And yet I'm also a selector and an editor, and my films are edited intricately. I try to present sequences without much editing so that they feel similar to how they might have felt when originally viewed, and I take care not to distort the context or the meaning I take from the films. That said, filmmaking is inherently invasive, and just about everything filmmakers do with source material is an intervention for which only they are responsible. But I avoid music, voiceover and editing that takes the films way out of context. Like most filmmakers, I think I'll spend most of my life dancing around this issue and trying to do the right thing.
What’s the greatest challenge this medium poses for the archivist?
Home movies and home videos are infinite. Many billions exist. We have no archival systems, no archival workflows, no archival principles to handle so much evidence. We will never know exactly what we are losing, and we will never be able to develop sensible principles to guide our archival activity. There's simply too much, and what survives will survive largely by accident. I'm at peace with this, I think; there are just too many for us to control what we preserve.
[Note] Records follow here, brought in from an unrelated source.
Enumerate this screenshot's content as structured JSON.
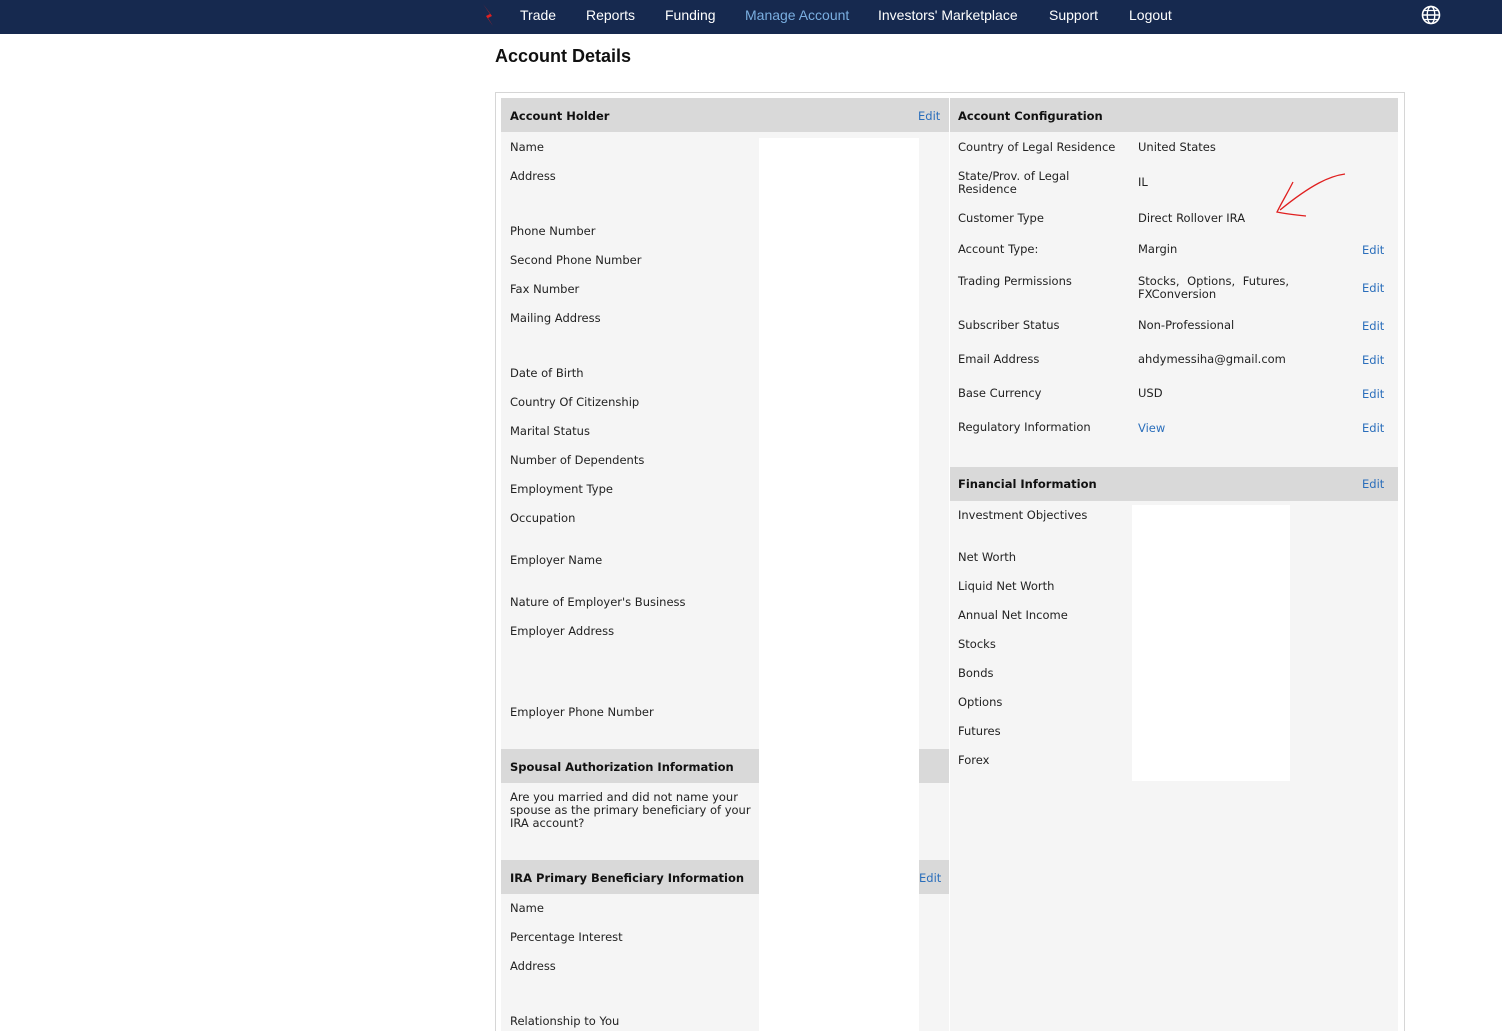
{
  "nav": {
    "items": [
      "Trade",
      "Reports",
      "Funding",
      "Manage Account",
      "Investors' Marketplace",
      "Support",
      "Logout"
    ],
    "active": "Manage Account",
    "brand_color": "#16294f",
    "logo_icon": "brand-logo-icon",
    "globe_icon": "globe-icon"
  },
  "page": {
    "title": "Account Details"
  },
  "account_holder": {
    "title": "Account Holder",
    "edit": "Edit",
    "labels": [
      "Name",
      "Address",
      "Phone Number",
      "Second Phone Number",
      "Fax Number",
      "Mailing Address",
      "Date of Birth",
      "Country Of Citizenship",
      "Marital Status",
      "Number of Dependents",
      "Employment Type",
      "Occupation",
      "Employer Name",
      "Nature of Employer's Business",
      "Employer Address",
      "Employer Phone Number"
    ]
  },
  "spousal": {
    "title": "Spousal Authorization Information",
    "question": "Are you married and did not name your spouse as the primary beneficiary of your IRA account?"
  },
  "beneficiary": {
    "title": "IRA Primary Beneficiary Information",
    "edit": "Edit",
    "labels": [
      "Name",
      "Percentage Interest",
      "Address",
      "Relationship to You"
    ]
  },
  "config": {
    "title": "Account Configuration",
    "rows": [
      {
        "label": "Country of Legal Residence",
        "value": "United States"
      },
      {
        "label": "State/Prov. of Legal Residence",
        "value": "IL"
      },
      {
        "label": "Customer Type",
        "value": "Direct Rollover IRA"
      },
      {
        "label": "Account Type:",
        "value": "Margin",
        "edit": "Edit"
      },
      {
        "label": "Trading Permissions",
        "value": "Stocks, Options, Futures, FXConversion",
        "edit": "Edit"
      },
      {
        "label": "Subscriber Status",
        "value": "Non-Professional",
        "edit": "Edit"
      },
      {
        "label": "Email Address",
        "value": "ahdymessiha@gmail.com",
        "edit": "Edit"
      },
      {
        "label": "Base Currency",
        "value": "USD",
        "edit": "Edit"
      },
      {
        "label": "Regulatory Information",
        "value": "View",
        "edit": "Edit"
      }
    ]
  },
  "financial": {
    "title": "Financial Information",
    "edit": "Edit",
    "labels": [
      "Investment Objectives",
      "Net Worth",
      "Liquid Net Worth",
      "Annual Net Income",
      "Stocks",
      "Bonds",
      "Options",
      "Futures",
      "Forex"
    ]
  },
  "colors": {
    "link": "#2a6ebb",
    "header_bg": "#d9d9d9",
    "panel_bg": "#f5f5f5",
    "annotation": "#e02020"
  },
  "annotation": {
    "icon": "red-arrow-annotation-icon"
  }
}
Explore the home movies in the Prelinger Archives
Leran more about preserving your home movies and home videos
To connect with Rick about your home movies, write him at firstname.lastname@example.org.
All videos courtesy of Prelinger Archives.
Published August 9, 2017.